BEGIN Data listing

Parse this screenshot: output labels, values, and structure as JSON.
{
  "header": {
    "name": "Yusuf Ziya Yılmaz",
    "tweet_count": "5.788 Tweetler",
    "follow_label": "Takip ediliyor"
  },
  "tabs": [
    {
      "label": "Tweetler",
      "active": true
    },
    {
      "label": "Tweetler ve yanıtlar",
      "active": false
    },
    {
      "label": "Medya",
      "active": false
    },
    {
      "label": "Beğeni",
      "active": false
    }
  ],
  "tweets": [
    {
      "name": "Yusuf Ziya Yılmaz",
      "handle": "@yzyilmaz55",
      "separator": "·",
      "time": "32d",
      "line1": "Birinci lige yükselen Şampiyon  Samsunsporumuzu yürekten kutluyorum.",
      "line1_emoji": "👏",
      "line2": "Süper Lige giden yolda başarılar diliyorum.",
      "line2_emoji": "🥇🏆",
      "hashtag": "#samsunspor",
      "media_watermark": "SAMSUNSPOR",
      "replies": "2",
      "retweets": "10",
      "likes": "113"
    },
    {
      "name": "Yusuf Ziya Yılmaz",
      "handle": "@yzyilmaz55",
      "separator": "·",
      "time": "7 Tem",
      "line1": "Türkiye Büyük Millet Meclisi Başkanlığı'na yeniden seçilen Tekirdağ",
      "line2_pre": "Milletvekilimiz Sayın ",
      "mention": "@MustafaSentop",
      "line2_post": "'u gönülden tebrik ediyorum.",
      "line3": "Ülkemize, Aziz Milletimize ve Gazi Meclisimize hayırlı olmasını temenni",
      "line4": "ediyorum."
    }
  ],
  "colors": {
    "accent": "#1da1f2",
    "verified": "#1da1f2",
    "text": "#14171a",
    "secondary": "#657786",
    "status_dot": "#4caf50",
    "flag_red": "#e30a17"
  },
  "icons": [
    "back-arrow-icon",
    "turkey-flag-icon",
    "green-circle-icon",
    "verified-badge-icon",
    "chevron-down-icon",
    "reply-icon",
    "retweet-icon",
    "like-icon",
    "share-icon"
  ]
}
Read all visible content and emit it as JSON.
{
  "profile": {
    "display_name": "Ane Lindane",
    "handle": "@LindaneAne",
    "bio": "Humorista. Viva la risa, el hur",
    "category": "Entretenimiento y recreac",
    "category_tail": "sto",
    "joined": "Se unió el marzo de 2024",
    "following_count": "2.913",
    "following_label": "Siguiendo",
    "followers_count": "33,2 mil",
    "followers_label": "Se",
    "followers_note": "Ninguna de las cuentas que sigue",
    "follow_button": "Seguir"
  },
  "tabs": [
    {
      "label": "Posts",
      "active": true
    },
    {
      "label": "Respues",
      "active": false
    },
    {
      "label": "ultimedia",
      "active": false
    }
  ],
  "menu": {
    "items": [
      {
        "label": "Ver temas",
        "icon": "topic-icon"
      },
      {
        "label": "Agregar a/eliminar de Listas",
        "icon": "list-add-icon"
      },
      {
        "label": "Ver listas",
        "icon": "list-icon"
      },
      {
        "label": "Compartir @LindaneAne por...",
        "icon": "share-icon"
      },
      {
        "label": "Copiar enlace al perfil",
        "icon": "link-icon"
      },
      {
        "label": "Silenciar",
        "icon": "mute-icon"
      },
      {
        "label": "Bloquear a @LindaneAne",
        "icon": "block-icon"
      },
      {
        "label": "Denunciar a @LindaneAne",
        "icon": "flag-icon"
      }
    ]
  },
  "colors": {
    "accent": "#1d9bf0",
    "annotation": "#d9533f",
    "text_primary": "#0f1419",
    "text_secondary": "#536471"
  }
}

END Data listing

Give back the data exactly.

Parse this screenshot: output labels, values, and structure as JSON.
{
  "header": {
    "name": "Yusuf Ziya Yılmaz",
    "tweet_count": "5.788 Tweetler",
    "follow_label": "Takip ediliyor"
  },
  "tabs": [
    {
      "label": "Tweetler",
      "active": true
    },
    {
      "label": "Tweetler ve yanıtlar",
      "active": false
    },
    {
      "label": "Medya",
      "active": false
    },
    {
      "label": "Beğeni",
      "active": false
    }
  ],
  "tweets": [
    {
      "name": "Yusuf Ziya Yılmaz",
      "handle": "@yzyilmaz55",
      "separator": "·",
      "time": "32d",
      "line1": "Birinci lige yükselen Şampiyon  Samsunsporumuzu yürekten kutluyorum.",
      "line1_emoji": "👏",
      "line2": "Süper Lige giden yolda başarılar diliyorum.",
      "line2_emoji": "🥇🏆",
      "hashtag": "#samsunspor",
      "media_watermark": "SAMSUNSPOR",
      "replies": "2",
      "retweets": "10",
      "likes": "113"
    },
    {
      "name": "Yusuf Ziya Yılmaz",
      "handle": "@yzyilmaz55",
      "separator": "·",
      "time": "7 Tem",
      "line1": "Türkiye Büyük Millet Meclisi Başkanlığı'na yeniden seçilen Tekirdağ",
      "line2_pre": "Milletvekilimiz Sayın ",
      "mention": "@MustafaSentop",
      "line2_post": "'u gönülden tebrik ediyorum.",
      "line3": "Ülkemize, Aziz Milletimize ve Gazi Meclisimize hayırlı olmasını temenni",
      "line4": "ediyorum."
    }
  ],
  "colors": {
    "accent": "#1da1f2",
    "verified": "#1da1f2",
    "text": "#14171a",
    "secondary": "#657786",
    "status_dot": "#4caf50",
    "flag_red": "#e30a17"
  },
  "icons": [
    "back-arrow-icon",
    "turkey-flag-icon",
    "green-circle-icon",
    "verified-badge-icon",
    "chevron-down-icon",
    "reply-icon",
    "retweet-icon",
    "like-icon",
    "share-icon"
  ]
}
Read all visible content and emit it as JSON.
{
  "profile": {
    "display_name": "Ane Lindane",
    "handle": "@LindaneAne",
    "bio": "Humorista. Viva la risa, el hur",
    "category": "Entretenimiento y recreac",
    "category_tail": "sto",
    "joined": "Se unió el marzo de 2024",
    "following_count": "2.913",
    "following_label": "Siguiendo",
    "followers_count": "33,2 mil",
    "followers_label": "Se",
    "followers_note": "Ninguna de las cuentas que sigue",
    "follow_button": "Seguir"
  },
  "tabs": [
    {
      "label": "Posts",
      "active": true
    },
    {
      "label": "Respues",
      "active": false
    },
    {
      "label": "ultimedia",
      "active": false
    }
  ],
  "menu": {
    "items": [
      {
        "label": "Ver temas",
        "icon": "topic-icon"
      },
      {
        "label": "Agregar a/eliminar de Listas",
        "icon": "list-add-icon"
      },
      {
        "label": "Ver listas",
        "icon": "list-icon"
      },
      {
        "label": "Compartir @LindaneAne por...",
        "icon": "share-icon"
      },
      {
        "label": "Copiar enlace al perfil",
        "icon": "link-icon"
      },
      {
        "label": "Silenciar",
        "icon": "mute-icon"
      },
      {
        "label": "Bloquear a @LindaneAne",
        "icon": "block-icon"
      },
      {
        "label": "Denunciar a @LindaneAne",
        "icon": "flag-icon"
      }
    ]
  },
  "colors": {
    "accent": "#1d9bf0",
    "annotation": "#d9533f",
    "text_primary": "#0f1419",
    "text_secondary": "#536471"
  }
}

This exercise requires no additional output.